● **What is needed**
If a line below contains the string "title", return that line.

--- Given entries Enclosed Below ---

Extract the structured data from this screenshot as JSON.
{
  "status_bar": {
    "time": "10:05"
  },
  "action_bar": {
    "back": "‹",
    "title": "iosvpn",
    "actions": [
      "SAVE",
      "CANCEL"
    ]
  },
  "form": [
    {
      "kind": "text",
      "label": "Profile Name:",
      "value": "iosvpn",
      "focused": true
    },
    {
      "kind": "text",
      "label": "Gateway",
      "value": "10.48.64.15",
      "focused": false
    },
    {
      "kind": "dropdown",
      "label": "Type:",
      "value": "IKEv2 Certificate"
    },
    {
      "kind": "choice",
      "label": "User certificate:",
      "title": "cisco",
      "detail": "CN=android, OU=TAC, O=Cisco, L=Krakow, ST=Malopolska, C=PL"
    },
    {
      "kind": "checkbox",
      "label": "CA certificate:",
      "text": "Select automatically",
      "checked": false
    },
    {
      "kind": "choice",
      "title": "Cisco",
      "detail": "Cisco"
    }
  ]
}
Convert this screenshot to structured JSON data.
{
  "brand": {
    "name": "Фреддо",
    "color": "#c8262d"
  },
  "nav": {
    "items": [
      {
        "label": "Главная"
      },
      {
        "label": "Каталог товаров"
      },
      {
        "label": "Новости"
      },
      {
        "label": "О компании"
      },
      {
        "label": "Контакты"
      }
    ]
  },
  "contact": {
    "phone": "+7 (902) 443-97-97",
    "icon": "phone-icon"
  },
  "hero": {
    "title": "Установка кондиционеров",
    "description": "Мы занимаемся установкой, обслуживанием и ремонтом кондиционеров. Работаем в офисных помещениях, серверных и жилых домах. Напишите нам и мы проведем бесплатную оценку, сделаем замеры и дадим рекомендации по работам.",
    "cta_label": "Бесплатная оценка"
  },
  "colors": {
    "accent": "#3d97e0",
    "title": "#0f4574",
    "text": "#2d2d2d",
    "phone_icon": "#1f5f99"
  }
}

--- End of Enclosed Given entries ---

● **Response area**
    "title": "iosvpn",
      "title": "cisco",
      "title": "Cisco",
    "title": "Установка кондиционеров",
    "title": "#0f4574",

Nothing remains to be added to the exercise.